Heavenly Father, please help those reading this to know the peace which passes all understanding. Not a peace as the world gives through temporary things, but the peace which you give. Your love for us means you are faithful to provide, to still our hearts, to heal. Thank you for giving your Son, Jesus, who is our Savior and Friend. Amen.
“I am not saying this because I am in need, for I have learned to be content whatever the circumstances. I know what it is to be in need, and I know what it is to have plenty. I have learned the secret of being content in any and every situation, whether well fed or hungry, whether living in plenty or in want. I can do all this through him who gives me strength” (Philippians 4:11-13).

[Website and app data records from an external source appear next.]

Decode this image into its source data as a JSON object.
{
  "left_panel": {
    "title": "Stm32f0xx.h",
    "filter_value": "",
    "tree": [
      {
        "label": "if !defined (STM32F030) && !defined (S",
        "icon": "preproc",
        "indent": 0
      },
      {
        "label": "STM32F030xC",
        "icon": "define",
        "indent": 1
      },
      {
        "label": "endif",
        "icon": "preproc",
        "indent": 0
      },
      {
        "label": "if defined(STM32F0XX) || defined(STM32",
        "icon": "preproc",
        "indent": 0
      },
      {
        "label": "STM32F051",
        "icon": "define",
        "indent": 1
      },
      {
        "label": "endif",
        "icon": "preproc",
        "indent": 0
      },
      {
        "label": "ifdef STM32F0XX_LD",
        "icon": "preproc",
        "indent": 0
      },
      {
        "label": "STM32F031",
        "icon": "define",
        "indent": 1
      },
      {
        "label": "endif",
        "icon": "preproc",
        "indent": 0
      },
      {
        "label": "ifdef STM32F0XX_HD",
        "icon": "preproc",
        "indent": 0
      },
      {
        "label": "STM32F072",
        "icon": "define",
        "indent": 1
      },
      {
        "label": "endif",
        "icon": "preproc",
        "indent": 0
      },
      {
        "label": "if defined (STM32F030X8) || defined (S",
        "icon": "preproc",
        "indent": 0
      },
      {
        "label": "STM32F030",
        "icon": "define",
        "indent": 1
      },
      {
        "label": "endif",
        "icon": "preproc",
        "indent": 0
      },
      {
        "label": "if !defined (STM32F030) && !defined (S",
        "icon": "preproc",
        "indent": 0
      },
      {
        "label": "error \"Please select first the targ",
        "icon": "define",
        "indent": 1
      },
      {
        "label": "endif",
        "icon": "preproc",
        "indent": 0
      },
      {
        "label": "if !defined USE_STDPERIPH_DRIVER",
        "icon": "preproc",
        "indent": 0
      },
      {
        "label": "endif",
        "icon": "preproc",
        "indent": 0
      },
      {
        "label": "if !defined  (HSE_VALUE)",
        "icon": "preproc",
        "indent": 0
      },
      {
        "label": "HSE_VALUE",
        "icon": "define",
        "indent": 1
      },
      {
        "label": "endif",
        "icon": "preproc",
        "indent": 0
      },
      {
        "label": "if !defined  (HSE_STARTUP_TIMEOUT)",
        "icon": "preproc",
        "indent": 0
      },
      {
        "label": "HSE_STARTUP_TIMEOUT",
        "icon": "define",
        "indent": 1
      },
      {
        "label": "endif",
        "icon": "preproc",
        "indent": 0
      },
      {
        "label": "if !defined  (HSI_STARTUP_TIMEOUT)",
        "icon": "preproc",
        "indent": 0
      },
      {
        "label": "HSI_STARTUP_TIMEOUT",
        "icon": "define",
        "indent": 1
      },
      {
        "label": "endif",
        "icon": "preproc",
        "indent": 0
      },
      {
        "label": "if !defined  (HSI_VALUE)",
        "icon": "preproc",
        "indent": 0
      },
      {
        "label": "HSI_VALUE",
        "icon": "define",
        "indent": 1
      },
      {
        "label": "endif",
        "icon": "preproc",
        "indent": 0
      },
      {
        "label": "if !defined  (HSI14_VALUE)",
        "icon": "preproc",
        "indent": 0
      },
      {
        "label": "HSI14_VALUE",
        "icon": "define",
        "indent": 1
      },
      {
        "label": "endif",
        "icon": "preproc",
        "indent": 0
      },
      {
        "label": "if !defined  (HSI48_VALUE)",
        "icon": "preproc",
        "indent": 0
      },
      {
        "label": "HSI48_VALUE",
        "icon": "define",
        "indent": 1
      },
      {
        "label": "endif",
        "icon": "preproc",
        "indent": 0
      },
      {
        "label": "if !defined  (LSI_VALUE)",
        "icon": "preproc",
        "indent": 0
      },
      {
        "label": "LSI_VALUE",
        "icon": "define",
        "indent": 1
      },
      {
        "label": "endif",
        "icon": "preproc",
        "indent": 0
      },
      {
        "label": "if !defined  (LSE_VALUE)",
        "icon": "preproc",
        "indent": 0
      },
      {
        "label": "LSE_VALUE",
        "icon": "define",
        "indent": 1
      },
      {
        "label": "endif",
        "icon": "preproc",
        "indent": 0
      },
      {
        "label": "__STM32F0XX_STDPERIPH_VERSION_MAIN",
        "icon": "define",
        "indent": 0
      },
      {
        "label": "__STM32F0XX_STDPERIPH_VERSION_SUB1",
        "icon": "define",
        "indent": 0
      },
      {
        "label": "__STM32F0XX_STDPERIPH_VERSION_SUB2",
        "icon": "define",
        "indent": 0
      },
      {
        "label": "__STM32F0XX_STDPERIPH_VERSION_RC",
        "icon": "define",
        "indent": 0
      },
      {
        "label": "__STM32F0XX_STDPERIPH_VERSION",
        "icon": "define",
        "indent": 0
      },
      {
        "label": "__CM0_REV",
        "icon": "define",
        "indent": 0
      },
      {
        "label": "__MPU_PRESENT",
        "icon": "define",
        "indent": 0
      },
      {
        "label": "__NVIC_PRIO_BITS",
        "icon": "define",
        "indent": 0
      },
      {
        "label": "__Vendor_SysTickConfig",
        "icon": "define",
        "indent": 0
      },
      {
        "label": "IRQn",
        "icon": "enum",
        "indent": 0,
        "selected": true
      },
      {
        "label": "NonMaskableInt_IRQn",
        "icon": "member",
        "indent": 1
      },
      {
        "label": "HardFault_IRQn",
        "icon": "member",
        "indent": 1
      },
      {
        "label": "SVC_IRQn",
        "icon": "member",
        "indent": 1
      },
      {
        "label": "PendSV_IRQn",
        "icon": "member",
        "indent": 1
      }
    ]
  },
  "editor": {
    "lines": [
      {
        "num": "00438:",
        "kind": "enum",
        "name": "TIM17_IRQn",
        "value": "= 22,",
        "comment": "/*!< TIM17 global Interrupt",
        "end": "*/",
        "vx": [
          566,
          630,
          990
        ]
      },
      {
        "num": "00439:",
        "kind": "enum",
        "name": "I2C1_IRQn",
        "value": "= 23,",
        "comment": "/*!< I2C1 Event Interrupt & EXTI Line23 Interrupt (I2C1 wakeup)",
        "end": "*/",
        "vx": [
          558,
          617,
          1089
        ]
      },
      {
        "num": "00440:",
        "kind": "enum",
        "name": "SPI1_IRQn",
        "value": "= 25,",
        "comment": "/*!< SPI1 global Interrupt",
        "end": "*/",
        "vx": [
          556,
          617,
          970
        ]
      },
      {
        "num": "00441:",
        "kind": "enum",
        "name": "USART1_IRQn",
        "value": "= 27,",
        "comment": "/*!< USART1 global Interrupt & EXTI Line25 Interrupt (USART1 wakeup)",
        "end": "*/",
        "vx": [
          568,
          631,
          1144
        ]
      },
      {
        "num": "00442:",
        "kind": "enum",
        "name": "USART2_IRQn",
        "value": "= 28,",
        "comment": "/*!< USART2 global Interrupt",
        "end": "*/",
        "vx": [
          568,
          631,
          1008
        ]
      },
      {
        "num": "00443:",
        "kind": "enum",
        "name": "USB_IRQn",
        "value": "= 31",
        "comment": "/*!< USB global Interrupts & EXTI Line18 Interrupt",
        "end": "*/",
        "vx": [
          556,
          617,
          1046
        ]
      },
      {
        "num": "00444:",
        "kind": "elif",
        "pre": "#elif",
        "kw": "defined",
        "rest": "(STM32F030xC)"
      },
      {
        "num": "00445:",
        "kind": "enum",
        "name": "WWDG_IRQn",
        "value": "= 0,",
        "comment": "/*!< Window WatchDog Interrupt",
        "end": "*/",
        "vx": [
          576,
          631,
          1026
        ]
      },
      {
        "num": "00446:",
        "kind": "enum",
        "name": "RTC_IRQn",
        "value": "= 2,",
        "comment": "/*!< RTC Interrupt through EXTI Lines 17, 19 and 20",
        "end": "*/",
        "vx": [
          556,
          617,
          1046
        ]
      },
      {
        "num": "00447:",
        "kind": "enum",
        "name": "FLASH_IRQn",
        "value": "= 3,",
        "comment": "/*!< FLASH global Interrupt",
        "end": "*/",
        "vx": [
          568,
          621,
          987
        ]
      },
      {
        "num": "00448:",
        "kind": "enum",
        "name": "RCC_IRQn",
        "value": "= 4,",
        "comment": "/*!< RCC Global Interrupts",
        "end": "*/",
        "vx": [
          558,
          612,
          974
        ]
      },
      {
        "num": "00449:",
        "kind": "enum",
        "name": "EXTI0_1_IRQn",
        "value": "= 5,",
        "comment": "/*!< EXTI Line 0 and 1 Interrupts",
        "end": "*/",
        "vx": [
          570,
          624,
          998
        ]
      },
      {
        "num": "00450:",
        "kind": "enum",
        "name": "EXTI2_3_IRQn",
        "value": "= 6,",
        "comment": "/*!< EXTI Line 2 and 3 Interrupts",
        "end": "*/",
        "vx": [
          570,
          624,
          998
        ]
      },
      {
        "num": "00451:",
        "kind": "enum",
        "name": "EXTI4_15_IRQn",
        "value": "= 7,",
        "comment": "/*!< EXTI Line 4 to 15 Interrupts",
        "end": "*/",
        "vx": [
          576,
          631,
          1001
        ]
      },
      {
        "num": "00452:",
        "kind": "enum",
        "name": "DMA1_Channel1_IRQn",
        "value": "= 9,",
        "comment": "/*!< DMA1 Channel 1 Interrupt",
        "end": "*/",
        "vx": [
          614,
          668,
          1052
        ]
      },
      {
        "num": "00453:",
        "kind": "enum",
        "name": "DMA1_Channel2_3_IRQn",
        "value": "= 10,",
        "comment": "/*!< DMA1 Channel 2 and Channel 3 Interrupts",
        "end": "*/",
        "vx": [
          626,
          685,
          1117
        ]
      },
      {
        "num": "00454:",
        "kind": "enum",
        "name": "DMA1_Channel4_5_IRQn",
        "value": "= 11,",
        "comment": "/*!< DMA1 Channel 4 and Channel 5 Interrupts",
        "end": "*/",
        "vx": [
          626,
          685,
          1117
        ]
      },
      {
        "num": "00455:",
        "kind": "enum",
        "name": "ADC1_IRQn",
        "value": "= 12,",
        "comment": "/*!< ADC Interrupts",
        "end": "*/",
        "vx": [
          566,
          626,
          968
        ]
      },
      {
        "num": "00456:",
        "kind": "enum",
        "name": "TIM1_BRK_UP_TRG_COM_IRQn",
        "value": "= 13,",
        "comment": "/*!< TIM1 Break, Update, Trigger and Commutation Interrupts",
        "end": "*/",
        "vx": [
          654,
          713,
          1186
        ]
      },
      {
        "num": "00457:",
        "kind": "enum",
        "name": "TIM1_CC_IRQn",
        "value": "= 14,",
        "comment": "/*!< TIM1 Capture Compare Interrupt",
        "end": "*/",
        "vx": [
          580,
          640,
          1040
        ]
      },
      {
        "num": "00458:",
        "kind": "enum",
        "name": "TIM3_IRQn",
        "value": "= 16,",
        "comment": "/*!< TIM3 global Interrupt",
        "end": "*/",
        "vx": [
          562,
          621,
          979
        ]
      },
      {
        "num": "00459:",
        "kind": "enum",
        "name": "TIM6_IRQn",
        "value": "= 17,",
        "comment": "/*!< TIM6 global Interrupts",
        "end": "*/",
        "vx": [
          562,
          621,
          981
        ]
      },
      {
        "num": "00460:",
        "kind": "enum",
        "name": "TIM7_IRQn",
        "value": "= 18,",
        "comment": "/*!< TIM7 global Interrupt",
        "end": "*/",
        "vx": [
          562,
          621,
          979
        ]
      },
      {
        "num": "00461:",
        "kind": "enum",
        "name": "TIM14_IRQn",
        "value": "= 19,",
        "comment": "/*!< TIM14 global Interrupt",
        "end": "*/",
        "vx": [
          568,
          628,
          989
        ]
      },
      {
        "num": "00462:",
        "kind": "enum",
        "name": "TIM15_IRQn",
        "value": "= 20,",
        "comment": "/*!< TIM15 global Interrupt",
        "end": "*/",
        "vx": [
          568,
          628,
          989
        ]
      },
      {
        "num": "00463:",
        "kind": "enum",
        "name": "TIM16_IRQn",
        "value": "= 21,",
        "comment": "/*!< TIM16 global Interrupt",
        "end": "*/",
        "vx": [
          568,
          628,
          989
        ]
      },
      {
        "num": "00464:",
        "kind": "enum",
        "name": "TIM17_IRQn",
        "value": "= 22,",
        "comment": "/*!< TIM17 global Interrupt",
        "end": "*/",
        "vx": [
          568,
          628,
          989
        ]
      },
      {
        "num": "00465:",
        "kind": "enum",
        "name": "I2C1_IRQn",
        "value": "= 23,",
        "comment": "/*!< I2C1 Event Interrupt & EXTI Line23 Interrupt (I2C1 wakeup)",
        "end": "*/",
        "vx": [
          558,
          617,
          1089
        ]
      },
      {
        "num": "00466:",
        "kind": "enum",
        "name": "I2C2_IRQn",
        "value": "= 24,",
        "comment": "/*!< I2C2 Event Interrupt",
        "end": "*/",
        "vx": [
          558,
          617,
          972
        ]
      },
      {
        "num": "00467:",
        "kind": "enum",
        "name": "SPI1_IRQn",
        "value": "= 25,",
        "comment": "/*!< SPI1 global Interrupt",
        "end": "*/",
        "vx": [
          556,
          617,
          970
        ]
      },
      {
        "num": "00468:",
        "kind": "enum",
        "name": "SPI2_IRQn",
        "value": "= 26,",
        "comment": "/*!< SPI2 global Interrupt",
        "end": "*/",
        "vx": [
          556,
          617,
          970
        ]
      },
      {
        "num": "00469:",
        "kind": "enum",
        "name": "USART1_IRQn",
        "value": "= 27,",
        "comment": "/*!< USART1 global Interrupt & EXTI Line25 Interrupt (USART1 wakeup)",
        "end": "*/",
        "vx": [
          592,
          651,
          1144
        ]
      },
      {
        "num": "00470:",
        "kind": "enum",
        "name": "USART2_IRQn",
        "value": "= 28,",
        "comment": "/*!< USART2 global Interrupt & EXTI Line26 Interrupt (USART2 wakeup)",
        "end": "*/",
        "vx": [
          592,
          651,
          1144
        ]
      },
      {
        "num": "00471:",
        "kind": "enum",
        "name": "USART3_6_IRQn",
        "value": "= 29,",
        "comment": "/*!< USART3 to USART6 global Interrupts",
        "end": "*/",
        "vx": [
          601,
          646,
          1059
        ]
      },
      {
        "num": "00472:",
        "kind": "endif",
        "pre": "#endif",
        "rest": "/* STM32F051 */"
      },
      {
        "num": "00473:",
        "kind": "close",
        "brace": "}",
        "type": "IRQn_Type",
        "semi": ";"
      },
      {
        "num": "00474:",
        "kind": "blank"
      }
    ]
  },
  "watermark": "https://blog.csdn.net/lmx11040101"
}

The apostle Paul is saying he learned contentment by trusting the Lord for everything. Knowing God is in control of every aspect of our lives is the “secret” he talks about. If God’s eye is on the sparrow, know that He watches over you.
“Look at the birds of the air; they do not sow or reap or store away in barns, and yet your heavenly Father feeds them. Are you not much more valuable than they?” (Matthew 6:26)
When I hear people say, “God is good” after they’ve heard good news, I wonder just when they think he isn’t good. There’s a fancy word for saying God is unchanging: immutable. It’s another aspect of his being. God is always good.
That’s why when you hear someone say, “God is good all the time,” even though it sounds trite and cliche, it’s praise that’s closer to the truth of who he is.
Don’t forget that today. Even if stuff gets hard; you’re mystified over what in the world is going on; people are acting like noodle-heads; or you’re hurting physically or emotionally. You know how it is. It’s like the cheese just fell off your cracker. Well, God has it all under control. Nothing in this world surprises him and his goodness is everywhere.
Maybe you aren’t seeing it now. Watch for it. You’ve seen his goodness before? You’ll surely see it again.